* [Problem to solve]: Search each line below for the word "dims" and list those that contain it.

*** Opening Data extracts ***

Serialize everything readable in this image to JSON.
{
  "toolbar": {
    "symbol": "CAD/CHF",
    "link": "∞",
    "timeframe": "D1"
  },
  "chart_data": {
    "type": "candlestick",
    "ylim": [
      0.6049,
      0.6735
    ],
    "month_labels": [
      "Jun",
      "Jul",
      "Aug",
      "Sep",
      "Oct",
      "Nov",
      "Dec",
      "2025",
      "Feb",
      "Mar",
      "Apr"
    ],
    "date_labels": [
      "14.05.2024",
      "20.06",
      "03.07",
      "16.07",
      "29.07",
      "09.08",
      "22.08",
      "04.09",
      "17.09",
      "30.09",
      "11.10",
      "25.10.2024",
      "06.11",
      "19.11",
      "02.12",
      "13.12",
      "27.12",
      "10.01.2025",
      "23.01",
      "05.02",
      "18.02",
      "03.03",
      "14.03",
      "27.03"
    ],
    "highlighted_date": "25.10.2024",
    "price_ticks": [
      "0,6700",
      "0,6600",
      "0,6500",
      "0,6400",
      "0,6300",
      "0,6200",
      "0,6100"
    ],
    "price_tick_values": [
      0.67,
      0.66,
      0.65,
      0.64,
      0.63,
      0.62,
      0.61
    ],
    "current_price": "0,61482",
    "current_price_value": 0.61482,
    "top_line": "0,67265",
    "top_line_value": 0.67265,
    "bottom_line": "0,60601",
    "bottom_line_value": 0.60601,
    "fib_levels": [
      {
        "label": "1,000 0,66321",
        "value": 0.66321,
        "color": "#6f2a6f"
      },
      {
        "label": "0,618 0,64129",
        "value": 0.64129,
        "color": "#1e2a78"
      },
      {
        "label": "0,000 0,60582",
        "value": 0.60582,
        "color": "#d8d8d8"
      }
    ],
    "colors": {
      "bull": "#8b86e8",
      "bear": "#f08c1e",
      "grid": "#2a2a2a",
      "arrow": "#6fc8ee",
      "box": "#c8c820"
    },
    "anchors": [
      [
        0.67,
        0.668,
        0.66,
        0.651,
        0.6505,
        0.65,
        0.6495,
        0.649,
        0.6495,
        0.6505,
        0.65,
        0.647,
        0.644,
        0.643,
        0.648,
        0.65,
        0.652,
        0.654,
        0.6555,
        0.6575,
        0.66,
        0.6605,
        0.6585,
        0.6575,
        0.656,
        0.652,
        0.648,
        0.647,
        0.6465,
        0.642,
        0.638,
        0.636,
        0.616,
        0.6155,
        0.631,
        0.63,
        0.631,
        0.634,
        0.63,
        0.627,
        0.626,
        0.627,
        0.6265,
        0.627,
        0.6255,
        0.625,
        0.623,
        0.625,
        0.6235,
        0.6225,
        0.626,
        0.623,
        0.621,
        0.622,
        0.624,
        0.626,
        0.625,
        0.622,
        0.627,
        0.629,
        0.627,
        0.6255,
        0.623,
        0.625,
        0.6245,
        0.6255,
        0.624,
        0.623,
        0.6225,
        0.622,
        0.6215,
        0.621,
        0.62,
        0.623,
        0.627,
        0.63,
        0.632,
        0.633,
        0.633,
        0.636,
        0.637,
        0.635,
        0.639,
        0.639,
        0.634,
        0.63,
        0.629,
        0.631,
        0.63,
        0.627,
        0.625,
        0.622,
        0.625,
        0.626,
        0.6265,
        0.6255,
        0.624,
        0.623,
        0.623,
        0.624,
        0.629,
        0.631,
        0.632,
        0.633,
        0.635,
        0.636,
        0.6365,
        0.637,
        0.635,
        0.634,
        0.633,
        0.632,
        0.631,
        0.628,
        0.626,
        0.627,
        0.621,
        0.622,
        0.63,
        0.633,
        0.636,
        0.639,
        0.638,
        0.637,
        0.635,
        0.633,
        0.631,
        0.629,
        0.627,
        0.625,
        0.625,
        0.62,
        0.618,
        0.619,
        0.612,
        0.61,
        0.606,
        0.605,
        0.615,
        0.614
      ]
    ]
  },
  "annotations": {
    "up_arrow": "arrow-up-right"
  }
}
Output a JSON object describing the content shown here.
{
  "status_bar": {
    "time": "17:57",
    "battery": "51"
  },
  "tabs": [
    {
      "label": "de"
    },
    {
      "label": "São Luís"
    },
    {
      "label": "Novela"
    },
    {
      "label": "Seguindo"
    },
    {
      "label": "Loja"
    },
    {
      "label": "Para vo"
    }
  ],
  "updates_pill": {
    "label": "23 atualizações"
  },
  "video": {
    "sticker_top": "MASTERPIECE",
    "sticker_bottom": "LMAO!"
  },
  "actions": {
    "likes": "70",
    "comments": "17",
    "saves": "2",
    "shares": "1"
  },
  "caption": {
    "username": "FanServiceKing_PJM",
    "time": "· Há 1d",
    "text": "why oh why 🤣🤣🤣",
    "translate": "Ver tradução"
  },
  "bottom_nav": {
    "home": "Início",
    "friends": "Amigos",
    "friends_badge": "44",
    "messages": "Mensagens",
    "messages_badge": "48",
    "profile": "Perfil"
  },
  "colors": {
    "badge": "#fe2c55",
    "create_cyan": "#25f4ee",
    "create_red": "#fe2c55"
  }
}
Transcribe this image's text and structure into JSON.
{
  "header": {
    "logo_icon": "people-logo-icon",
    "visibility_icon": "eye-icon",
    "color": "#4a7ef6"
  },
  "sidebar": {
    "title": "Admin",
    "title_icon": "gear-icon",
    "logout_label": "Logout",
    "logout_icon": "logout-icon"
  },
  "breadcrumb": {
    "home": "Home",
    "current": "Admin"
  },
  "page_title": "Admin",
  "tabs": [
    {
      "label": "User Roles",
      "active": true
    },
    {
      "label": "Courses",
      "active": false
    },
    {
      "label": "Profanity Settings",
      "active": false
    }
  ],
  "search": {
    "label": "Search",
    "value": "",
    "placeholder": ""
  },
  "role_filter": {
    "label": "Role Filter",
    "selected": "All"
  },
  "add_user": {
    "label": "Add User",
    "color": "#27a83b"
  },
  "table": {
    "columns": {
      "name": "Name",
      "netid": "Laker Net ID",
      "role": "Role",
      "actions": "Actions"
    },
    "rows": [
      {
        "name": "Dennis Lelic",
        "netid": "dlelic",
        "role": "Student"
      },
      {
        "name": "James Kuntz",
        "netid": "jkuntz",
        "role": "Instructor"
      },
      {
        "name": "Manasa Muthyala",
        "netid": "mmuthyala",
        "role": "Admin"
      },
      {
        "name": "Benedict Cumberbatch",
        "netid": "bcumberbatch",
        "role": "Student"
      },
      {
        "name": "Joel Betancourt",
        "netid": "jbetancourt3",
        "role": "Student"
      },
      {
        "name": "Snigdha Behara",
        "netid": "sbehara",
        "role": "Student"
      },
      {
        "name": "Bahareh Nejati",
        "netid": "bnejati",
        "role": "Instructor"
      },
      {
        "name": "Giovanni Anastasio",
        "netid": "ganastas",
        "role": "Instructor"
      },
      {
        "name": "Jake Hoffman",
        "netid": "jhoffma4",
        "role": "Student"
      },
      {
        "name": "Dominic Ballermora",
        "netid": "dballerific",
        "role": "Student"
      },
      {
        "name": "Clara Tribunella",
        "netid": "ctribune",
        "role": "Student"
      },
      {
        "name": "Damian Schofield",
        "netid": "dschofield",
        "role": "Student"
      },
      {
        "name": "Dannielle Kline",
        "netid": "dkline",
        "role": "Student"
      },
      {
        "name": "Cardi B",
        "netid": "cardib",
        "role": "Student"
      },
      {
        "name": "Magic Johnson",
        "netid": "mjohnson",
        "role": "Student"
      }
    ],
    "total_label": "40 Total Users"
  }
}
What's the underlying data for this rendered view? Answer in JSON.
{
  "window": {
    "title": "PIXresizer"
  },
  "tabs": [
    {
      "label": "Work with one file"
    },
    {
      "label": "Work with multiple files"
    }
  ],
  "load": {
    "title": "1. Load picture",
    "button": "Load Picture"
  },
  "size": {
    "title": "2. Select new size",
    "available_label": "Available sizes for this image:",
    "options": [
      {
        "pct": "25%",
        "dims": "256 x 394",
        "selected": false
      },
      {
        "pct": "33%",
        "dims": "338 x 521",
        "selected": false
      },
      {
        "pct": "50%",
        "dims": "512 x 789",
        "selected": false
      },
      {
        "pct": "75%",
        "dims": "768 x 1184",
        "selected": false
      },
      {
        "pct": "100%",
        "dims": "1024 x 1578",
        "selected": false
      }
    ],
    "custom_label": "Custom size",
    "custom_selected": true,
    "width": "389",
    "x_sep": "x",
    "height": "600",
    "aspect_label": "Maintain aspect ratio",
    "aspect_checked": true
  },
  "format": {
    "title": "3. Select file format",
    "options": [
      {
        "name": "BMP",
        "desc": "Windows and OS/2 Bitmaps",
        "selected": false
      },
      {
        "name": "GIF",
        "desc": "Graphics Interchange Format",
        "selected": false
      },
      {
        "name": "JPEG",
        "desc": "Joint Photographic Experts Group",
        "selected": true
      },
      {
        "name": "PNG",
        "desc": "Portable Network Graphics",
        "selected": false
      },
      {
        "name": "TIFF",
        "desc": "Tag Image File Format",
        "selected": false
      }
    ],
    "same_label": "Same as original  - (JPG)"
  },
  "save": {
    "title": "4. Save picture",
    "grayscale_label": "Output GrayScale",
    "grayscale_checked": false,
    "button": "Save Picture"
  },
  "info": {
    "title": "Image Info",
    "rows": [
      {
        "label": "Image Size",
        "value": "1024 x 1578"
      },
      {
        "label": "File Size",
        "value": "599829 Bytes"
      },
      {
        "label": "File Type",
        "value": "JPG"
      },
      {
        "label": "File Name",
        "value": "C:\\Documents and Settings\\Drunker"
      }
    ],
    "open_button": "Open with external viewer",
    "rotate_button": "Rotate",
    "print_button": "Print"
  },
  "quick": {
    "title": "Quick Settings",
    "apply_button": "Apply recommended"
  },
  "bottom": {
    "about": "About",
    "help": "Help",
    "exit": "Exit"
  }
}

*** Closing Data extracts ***

* [Solution to the exercise]:
        "dims": "256 x 394",
        "dims": "338 x 521",
        "dims": "512 x 789",
        "dims": "768 x 1184",
        "dims": "1024 x 1578",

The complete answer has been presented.